“A figure with leadership qualities should also be one who has solid, undivided support from his party,” Faizal said, pointing out that the PKR is being split into two factions.
Meanwhile, Xavier Jeyakumar, a PKR member and former cabinet minister, rejected outright the reported proposal of Mahathir to form a “unity government”.
“We registered Pakatan Harapan, which was the majority in parliament. I do not know why we want to form a unity government. The people voted, and Pakatan was given the mandate.”
The electoral reform group, Bersih 2.0 also issued a statement on Tuesday saying that it “opposes” such a plan “as it goes against the spirit of democracy”.
Having a unity government would mean “there would be no parties to do effective check and balances to hold the government accountable.”
As this developed, the senior coalition member, who earlier spoke to Al Jazeera on the condition of anonymity, said a new prime minister needs to be appointed as soon as possible. Otherwise, the country would be plagued by uncertainty which would not be good for the economy and stability.
The political drama led to huge selling in the Kuala Lumpur Stock Exchange on Tuesday.
Ratings giant Moody’s Investors Service said Mahathir’s resignation weighs on private investment and if prolonged, it will compound growth challenges and add downside risks to the country’s credit profile.
The latest political developments “usher in a period of uncertainty for the country, because it is unclear as to how or when a new government will be formed”, said Moody’s analyst, Christian Fang, in a statement on Tuesday morning.

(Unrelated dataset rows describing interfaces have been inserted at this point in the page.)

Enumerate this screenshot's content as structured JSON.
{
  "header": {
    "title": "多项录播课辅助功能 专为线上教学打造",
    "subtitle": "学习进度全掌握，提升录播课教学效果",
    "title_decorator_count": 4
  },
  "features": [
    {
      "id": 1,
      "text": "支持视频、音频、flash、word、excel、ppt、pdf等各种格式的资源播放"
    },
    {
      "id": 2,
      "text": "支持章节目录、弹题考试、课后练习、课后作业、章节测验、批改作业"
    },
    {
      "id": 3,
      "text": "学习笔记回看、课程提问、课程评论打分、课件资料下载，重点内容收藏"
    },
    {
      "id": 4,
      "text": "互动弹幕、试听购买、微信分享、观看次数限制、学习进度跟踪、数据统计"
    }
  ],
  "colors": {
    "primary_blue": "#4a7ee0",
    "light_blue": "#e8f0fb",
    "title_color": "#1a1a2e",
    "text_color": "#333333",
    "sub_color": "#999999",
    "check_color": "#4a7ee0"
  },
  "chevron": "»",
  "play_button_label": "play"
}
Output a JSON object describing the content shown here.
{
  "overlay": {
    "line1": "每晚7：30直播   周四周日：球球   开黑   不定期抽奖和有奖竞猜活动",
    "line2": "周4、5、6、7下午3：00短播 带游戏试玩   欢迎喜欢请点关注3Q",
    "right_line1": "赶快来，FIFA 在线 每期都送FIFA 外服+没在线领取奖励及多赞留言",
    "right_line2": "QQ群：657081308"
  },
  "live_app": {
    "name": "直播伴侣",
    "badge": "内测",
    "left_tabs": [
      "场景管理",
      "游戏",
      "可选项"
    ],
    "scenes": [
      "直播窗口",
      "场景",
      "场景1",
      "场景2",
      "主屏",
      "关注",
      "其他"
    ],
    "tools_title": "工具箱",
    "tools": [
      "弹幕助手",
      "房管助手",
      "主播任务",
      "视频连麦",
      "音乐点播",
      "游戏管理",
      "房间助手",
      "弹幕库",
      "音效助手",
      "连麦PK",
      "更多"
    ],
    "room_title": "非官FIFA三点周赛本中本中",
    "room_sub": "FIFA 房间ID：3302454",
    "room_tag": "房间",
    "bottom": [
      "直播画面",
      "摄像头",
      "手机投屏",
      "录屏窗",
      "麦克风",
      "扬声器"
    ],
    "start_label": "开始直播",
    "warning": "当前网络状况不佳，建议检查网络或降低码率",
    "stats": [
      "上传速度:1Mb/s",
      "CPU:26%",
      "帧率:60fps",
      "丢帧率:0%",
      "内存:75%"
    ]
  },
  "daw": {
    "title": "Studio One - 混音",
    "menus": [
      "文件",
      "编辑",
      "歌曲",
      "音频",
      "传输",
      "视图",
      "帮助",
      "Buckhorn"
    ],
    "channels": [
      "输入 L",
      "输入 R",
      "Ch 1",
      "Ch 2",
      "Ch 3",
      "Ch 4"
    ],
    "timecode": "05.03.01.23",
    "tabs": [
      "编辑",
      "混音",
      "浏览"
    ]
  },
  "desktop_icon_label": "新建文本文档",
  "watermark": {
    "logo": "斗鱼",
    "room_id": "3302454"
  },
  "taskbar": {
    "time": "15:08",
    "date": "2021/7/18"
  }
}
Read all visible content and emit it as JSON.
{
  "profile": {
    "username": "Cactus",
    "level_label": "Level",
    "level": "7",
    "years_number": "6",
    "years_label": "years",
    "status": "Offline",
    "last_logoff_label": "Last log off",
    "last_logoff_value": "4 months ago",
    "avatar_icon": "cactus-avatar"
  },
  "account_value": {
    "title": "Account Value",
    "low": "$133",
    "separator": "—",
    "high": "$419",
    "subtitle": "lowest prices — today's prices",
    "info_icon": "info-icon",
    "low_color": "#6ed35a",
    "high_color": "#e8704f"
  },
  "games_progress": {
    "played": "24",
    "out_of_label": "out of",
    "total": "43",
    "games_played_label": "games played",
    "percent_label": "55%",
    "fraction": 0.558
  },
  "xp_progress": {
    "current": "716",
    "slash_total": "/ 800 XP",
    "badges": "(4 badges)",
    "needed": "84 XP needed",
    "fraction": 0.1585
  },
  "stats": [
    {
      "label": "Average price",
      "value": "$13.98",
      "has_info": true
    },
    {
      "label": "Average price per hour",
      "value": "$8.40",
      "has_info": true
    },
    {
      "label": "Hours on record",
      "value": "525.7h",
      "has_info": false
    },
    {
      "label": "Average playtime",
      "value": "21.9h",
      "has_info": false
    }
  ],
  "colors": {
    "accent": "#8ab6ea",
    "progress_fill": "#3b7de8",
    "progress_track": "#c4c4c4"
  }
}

Malaysians should realize that @AzminAli has put his own political ambitions above the interest of the nation. At the moment when we are facing serious economic challenges, his 'move' has put the economic stimulus package in jeopardy…
— Ong Kian Ming 🇲🇾 (@imokman) February 24, 2020
Moody’s expects Malaysia’s 2020 real GDP growth to slow down to 4.2 percent from a 10-year low of 4.3 percent in 2019, with downside risks from ongoing global trade tensions as well as the coronavirus outbreak, which has also affected the country.
Return of the old regime?
Events in recent days have angered many Malaysians, who saw attempts to form a new government as a backdoor strategy for the old regime to regain power.
“The 14th general elections [in 2018] was unprecedented in Malaysia’s history, as people came out in force to vote for change and rejected the corrupt and divisive politics of the past,” Melissa Sasidaran, director of Lawyers for Liberty, said.
While Mahathir’s coalition has faced some challenges, she said progress was also being made.
“Unfortunately, the coalition has also been tainted by the relentless tussle for power,” Sasidaran added, urging the elected members of parliament to prevent the country from reverting “to the old corrupt and divisive politics that we voted to leave behind.”